Applicable to both international and domestic competition from the beginning of the next respective season in the northern and southern hemispheres, the extended protocol will enable the referee to consult with the TMO to review up to two phases (rucks or mauls) before the ball is grounded in the act of scoring.
The referee may also call on the TMO to advise on incidents of possible foul play.
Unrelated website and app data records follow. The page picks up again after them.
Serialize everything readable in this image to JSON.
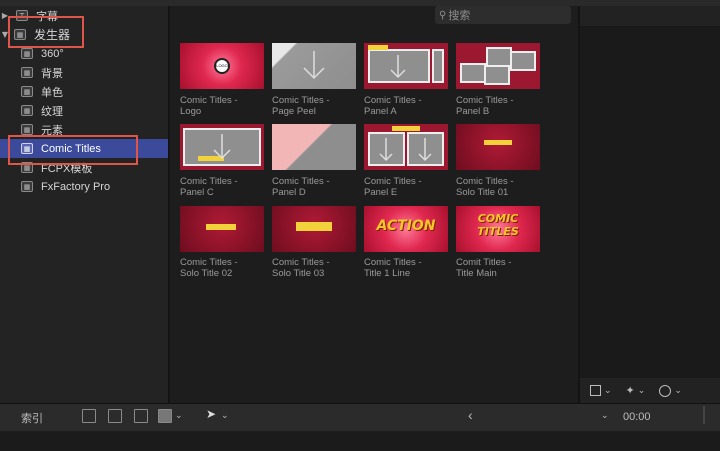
{
  "sidebar": {
    "items": [
      {
        "label": "字幕",
        "icon": "T"
      },
      {
        "label": "发生器",
        "icon": "▦"
      },
      {
        "label": "360°",
        "icon": "▦"
      },
      {
        "label": "背景",
        "icon": "▦"
      },
      {
        "label": "单色",
        "icon": "▦"
      },
      {
        "label": "纹理",
        "icon": "▦"
      },
      {
        "label": "元素",
        "icon": "▦"
      },
      {
        "label": "Comic Titles",
        "icon": "▦"
      },
      {
        "label": "FCPX模板",
        "icon": "▦"
      },
      {
        "label": "FxFactory Pro",
        "icon": "▦"
      }
    ]
  },
  "search": {
    "placeholder": "搜索"
  },
  "browser": {
    "tiles": [
      {
        "line1": "Comic Titles -",
        "line2": "Logo"
      },
      {
        "line1": "Comic Titles -",
        "line2": "Page Peel"
      },
      {
        "line1": "Comic Titles -",
        "line2": "Panel A"
      },
      {
        "line1": "Comic Titles -",
        "line2": "Panel B"
      },
      {
        "line1": "Comic Titles -",
        "line2": "Panel C"
      },
      {
        "line1": "Comic Titles -",
        "line2": "Panel D"
      },
      {
        "line1": "Comic Titles -",
        "line2": "Panel E"
      },
      {
        "line1": "Comic Titles -",
        "line2": "Solo Title 01"
      },
      {
        "line1": "Comic Titles -",
        "line2": "Solo Title 02"
      },
      {
        "line1": "Comic Titles -",
        "line2": "Solo Title 03"
      },
      {
        "line1": "Comic Titles -",
        "line2": "Title 1 Line"
      },
      {
        "line1": "Comit Titles -",
        "line2": "Title Main"
      }
    ],
    "thumb_text": {
      "logo": "LOGO",
      "action": "ACTION",
      "comic_titles": "COMIC TITLES"
    }
  },
  "toolbar": {
    "index_label": "索引",
    "timecode": "00:00",
    "chevron_left": "‹",
    "chevron_down": "⌄"
  },
  "colors": {
    "accent_selection": "#3b4a9a",
    "highlight_box": "#e0554a",
    "comic_red": "#c0213a"
  }
}
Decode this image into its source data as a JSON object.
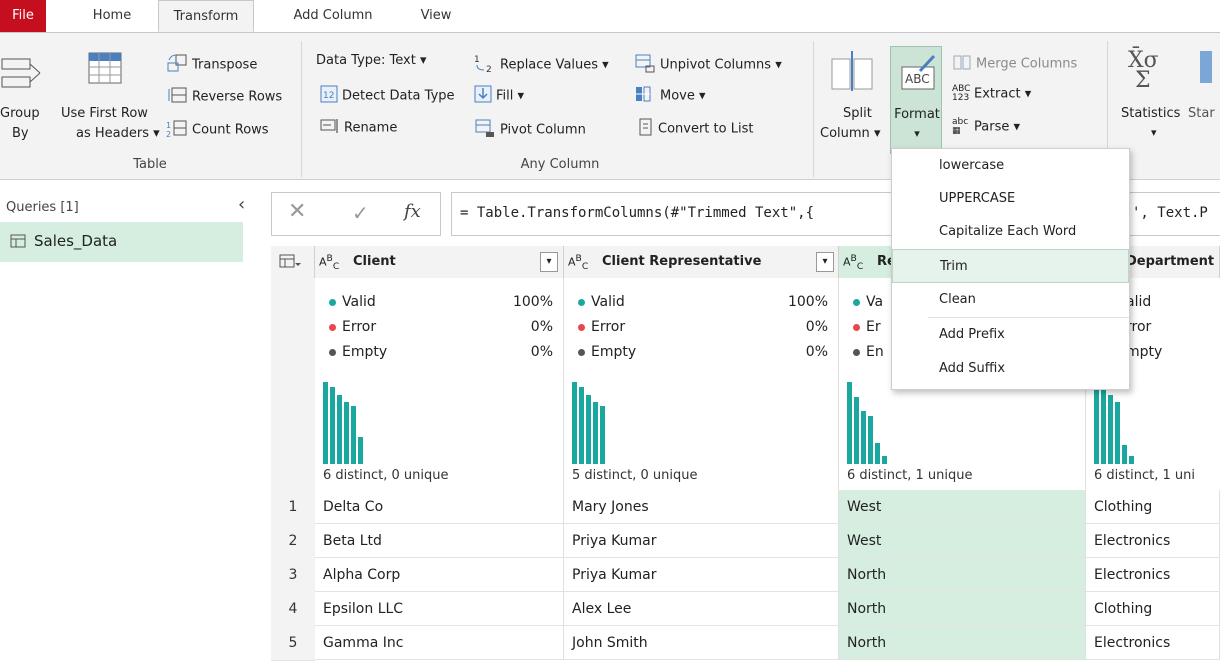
{
  "tabs": [
    "File",
    "Home",
    "Transform",
    "Add Column",
    "View"
  ],
  "ribbon": {
    "group_by_line1": "Group",
    "group_by_line2": "By",
    "first_row_line1": "Use First Row",
    "first_row_line2": "as Headers",
    "transpose": "Transpose",
    "reverse_rows": "Reverse Rows",
    "count_rows": "Count Rows",
    "table_group": "Table",
    "data_type": "Data Type: Text",
    "detect_data_type": "Detect Data Type",
    "rename": "Rename",
    "replace_values": "Replace Values",
    "fill": "Fill",
    "pivot_column": "Pivot Column",
    "unpivot_columns": "Unpivot Columns",
    "move": "Move",
    "convert_to_list": "Convert to List",
    "any_column_group": "Any Column",
    "split_line1": "Split",
    "split_line2": "Column",
    "format": "Format",
    "merge_columns": "Merge Columns",
    "extract": "Extract",
    "parse": "Parse",
    "statistics": "Statistics",
    "standard_partial": "Star",
    "abc_123": "ABC\n123",
    "abc_small": "abc"
  },
  "queries": {
    "title": "Queries [1]",
    "items": [
      "Sales_Data"
    ]
  },
  "formula": {
    "text": "= Table.TransformColumns(#\"Trimmed Text\",{",
    "tail": "', Text.P"
  },
  "columns": [
    {
      "name": "Client",
      "valid": "100%",
      "error": "0%",
      "empty": "0%",
      "distinct": "6 distinct, 0 unique",
      "bars": [
        0.85,
        0.8,
        0.72,
        0.65,
        0.6,
        0.28
      ]
    },
    {
      "name": "Client Representative",
      "valid": "100%",
      "error": "0%",
      "empty": "0%",
      "distinct": "5 distinct, 0 unique",
      "bars": [
        0.85,
        0.8,
        0.72,
        0.65,
        0.6
      ]
    },
    {
      "name": "Re",
      "valid": "Va",
      "error": "Er",
      "empty": "En",
      "distinct": "6 distinct, 1 unique",
      "bars": [
        0.85,
        0.7,
        0.55,
        0.5,
        0.22,
        0.08
      ]
    },
    {
      "name": "Department",
      "valid": "alid",
      "error": "rror",
      "empty": "mpty",
      "distinct": "6 distinct, 1 uni",
      "bars": [
        0.85,
        0.8,
        0.72,
        0.65,
        0.2,
        0.08
      ]
    }
  ],
  "profile_labels": {
    "valid": "Valid",
    "error": "Error",
    "empty": "Empty"
  },
  "rows": [
    {
      "n": "1",
      "client": "Delta Co",
      "rep": "Mary Jones",
      "region": "West",
      "dept": "Clothing"
    },
    {
      "n": "2",
      "client": "Beta Ltd",
      "rep": "Priya Kumar",
      "region": "West",
      "dept": "Electronics"
    },
    {
      "n": "3",
      "client": "Alpha Corp",
      "rep": "Priya Kumar",
      "region": "North",
      "dept": "Electronics"
    },
    {
      "n": "4",
      "client": "Epsilon LLC",
      "rep": "Alex Lee",
      "region": "North",
      "dept": "Clothing"
    },
    {
      "n": "5",
      "client": "Gamma Inc",
      "rep": "John Smith",
      "region": "North",
      "dept": "Electronics"
    }
  ],
  "format_menu": [
    "lowercase",
    "UPPERCASE",
    "Capitalize Each Word",
    "Trim",
    "Clean",
    "Add Prefix",
    "Add Suffix"
  ],
  "colors": {
    "teal": "#1aa89e",
    "file_red": "#c50f1f",
    "selected_green": "#d5eee0",
    "valid_dot": "#1aa89e",
    "error_dot": "#e8474c",
    "empty_dot": "#555555"
  }
}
Sanctioned by the IRB Rugby Committee, implementation follows extensive Union consultation and evaluation of the initial trials of extended TMO protocol variants in England's Aviva Premiership and South Africa's Absa Currie Cup by the independent IRB Laws Representative Group.
IRB Rugby Committee Chairman Graham Mourie said: "It was a difficult task for the Laws Representative Group to determine which variation of the protocol should go forward for global trial as both had significant merits and both have been embraced by match officials, coaches and players."
"However, after extensive analysis, the group felt that the Currie Cup variant which encapsulates two prior phases of play without a major time impact is sufficient to address match-affecting incidents that are currently not captured by the TMO protocol as it appears in Law."
"We have a clear way forward and it is now important that we educate our match officials to ensure excessive recourse to the TMO must be avoided for the sake of continuity and, to that end, match officials will be reminded of that and assessed accordingly."
The global trial is in addition to the global trial of six Law amendments approved by IRB Council in May, from the start of the next season in each hemisphere, and forms a package of amendments aimed at enhancing key areas of the Game.
An evaluation of the global Law amendment trials will be reviewed by the LRG and Rugby Committee in 2013 prior to the IRB Council making a decision at its May 2014 Meeting whether to approve or reject the amendments as Law.